# [PROVIDED ENTRIES]
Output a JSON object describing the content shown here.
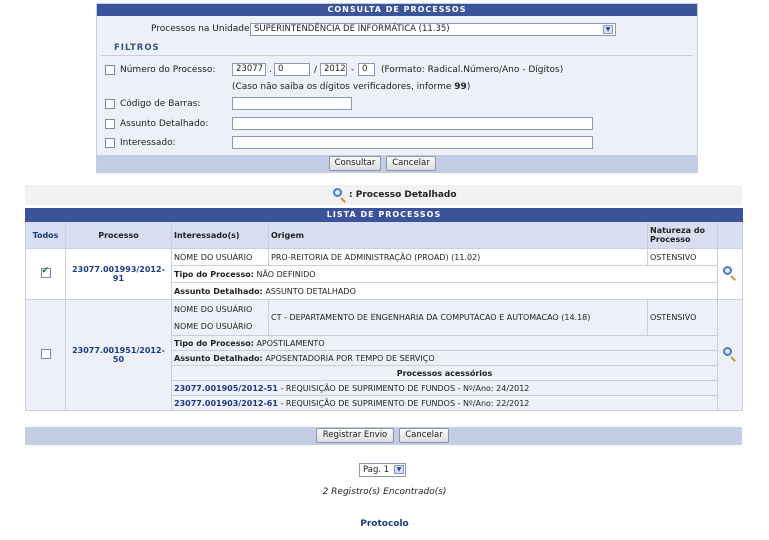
{
  "consulta": {
    "title": "Consulta de Processos",
    "unidade_label": "Processos na Unidade:",
    "unidade_value": "SUPERINTENDÊNCIA DE INFORMÁTICA (11.35)",
    "filtros_title": "Filtros",
    "numero_label": "Número do Processo:",
    "numero_radical": "23077",
    "numero_num": "0",
    "numero_ano": "2012",
    "numero_dig": "0",
    "numero_sep1": ".",
    "numero_sep2": "/",
    "numero_sep3": "-",
    "numero_hint": "(Formato: Radical.Número/Ano - Dígitos)",
    "digitos_hint_pre": "(Caso não saiba os dígitos verificadores, informe ",
    "digitos_hint_num": "99",
    "digitos_hint_post": ")",
    "codigo_label": "Código de Barras:",
    "assunto_label": "Assunto Detalhado:",
    "interessado_label": "Interessado:",
    "consultar_label": "Consultar",
    "cancelar_label": "Cancelar"
  },
  "detalhado_label": ": Processo Detalhado",
  "lista": {
    "title": "Lista de Processos",
    "headers": {
      "todos": "Todos",
      "processo": "Processo",
      "interessados": "Interessado(s)",
      "origem": "Origem",
      "natureza": "Natureza do Processo"
    },
    "rows": [
      {
        "processo": "23077.001993/2012-91",
        "interessado": "NOME DO USUÁRIO",
        "origem": "PRO-REITORIA DE ADMINISTRAÇÃO (PROAD) (11.02)",
        "natureza": "OSTENSIVO",
        "tipo_label": "Tipo do Processo:",
        "tipo_value": "NÃO DEFINIDO",
        "assunto_label": "Assunto Detalhado:",
        "assunto_value": "ASSUNTO DETALHADO"
      },
      {
        "processo": "23077.001951/2012-50",
        "interessado1": "NOME DO USUÁRIO",
        "interessado2": "NOME DO USUÁRIO",
        "origem": "CT - DEPARTAMENTO DE ENGENHARIA DA COMPUTACAO E AUTOMACAO (14.18)",
        "natureza": "OSTENSIVO",
        "tipo_label": "Tipo do Processo:",
        "tipo_value": "APOSTILAMENTO",
        "assunto_label": "Assunto Detalhado:",
        "assunto_value": "APOSENTADORIA POR TEMPO DE SERVIÇO",
        "acessorios_title": "Processos acessórios",
        "acessorios": [
          {
            "numero": "23077.001905/2012-51",
            "desc": " - REQUISIÇÃO DE SUPRIMENTO DE FUNDOS - Nº/Ano: 24/2012"
          },
          {
            "numero": "23077.001903/2012-61",
            "desc": " - REQUISIÇÃO DE SUPRIMENTO DE FUNDOS - Nº/Ano: 22/2012"
          }
        ]
      }
    ],
    "registrar_label": "Registrar Envio",
    "cancelar_label": "Cancelar"
  },
  "pagination": {
    "page_label": "Pag. 1"
  },
  "registros": "2 Registro(s) Encontrado(s)",
  "footer_link": "Protocolo",
  "icons": {
    "detalhe": "magnifier-icon",
    "select": "chevron-down-icon",
    "check": "checkbox-checked"
  },
  "colors": {
    "header_blue": "#3a539a",
    "light_panel": "#eef0f8",
    "footer_bar": "#c4cde6",
    "link": "#1c3a85"
  }
}
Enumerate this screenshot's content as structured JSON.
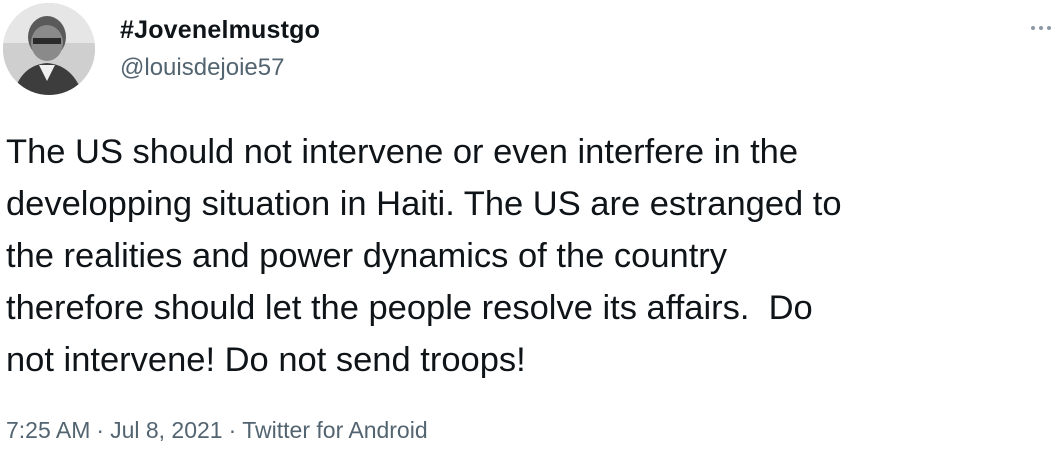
{
  "tweet": {
    "display_name": "#Jovenelmustgo",
    "handle": "@louisdejoie57",
    "more_icon": "ellipsis-icon",
    "text": "The US should not intervene or even interfere in the\ndevelopping situation in Haiti. The US are estranged to\nthe realities and power dynamics of the country\ntherefore should let the people resolve its affairs.  Do\nnot intervene! Do not send troops!",
    "time": "7:25 AM",
    "separator": "·",
    "date": "Jul 8, 2021",
    "source": "Twitter for Android"
  },
  "colors": {
    "text": "#0f1419",
    "secondary": "#536471",
    "background": "#ffffff"
  }
}
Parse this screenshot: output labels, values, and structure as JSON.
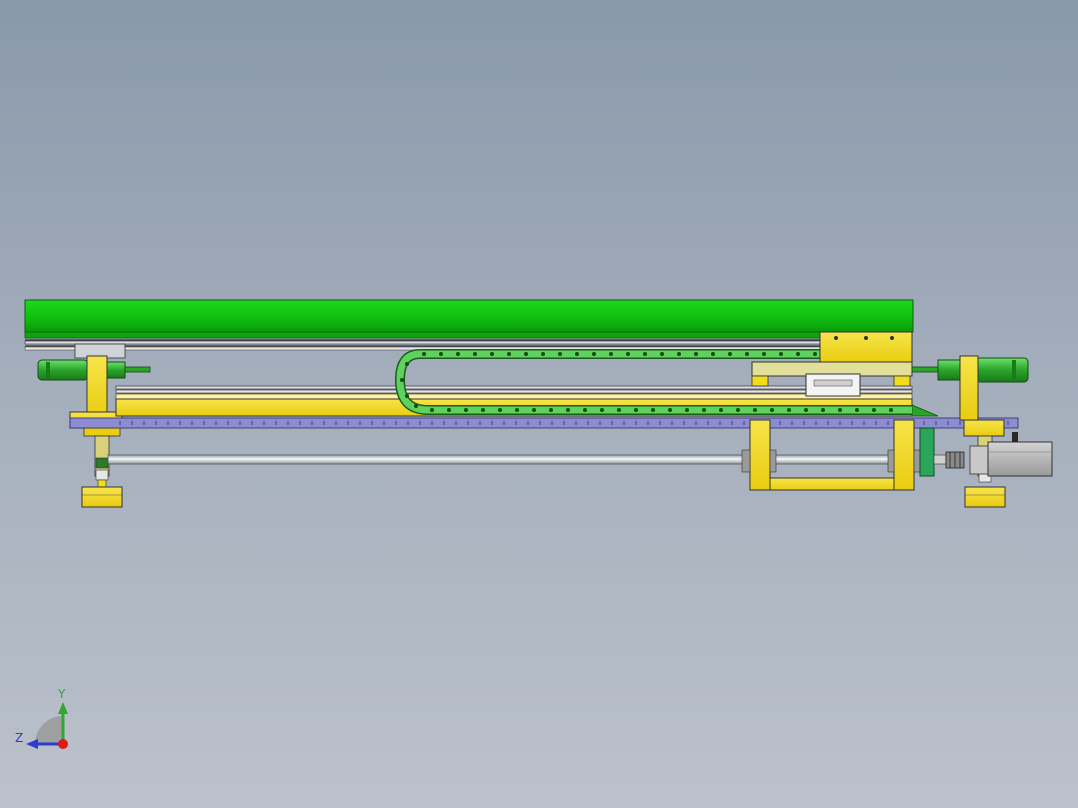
{
  "viewport": {
    "background_top": "#8999ab",
    "background_bottom": "#bcc2cb"
  },
  "colors": {
    "frame_green": "#12c412",
    "chain_green": "#5fd15f",
    "bracket_yellow": "#f2dc1c",
    "base_plate": "#8c8cd0",
    "shaft": "#dfe7ea",
    "motor_gray": "#b9b9b9",
    "outline": "#1a1a1a"
  },
  "triad": {
    "y_label": "Y",
    "z_label": "Z",
    "icon": "orientation-triad-icon"
  }
}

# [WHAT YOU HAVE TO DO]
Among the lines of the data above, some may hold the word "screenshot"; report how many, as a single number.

# [EXERCISE RESULT]
2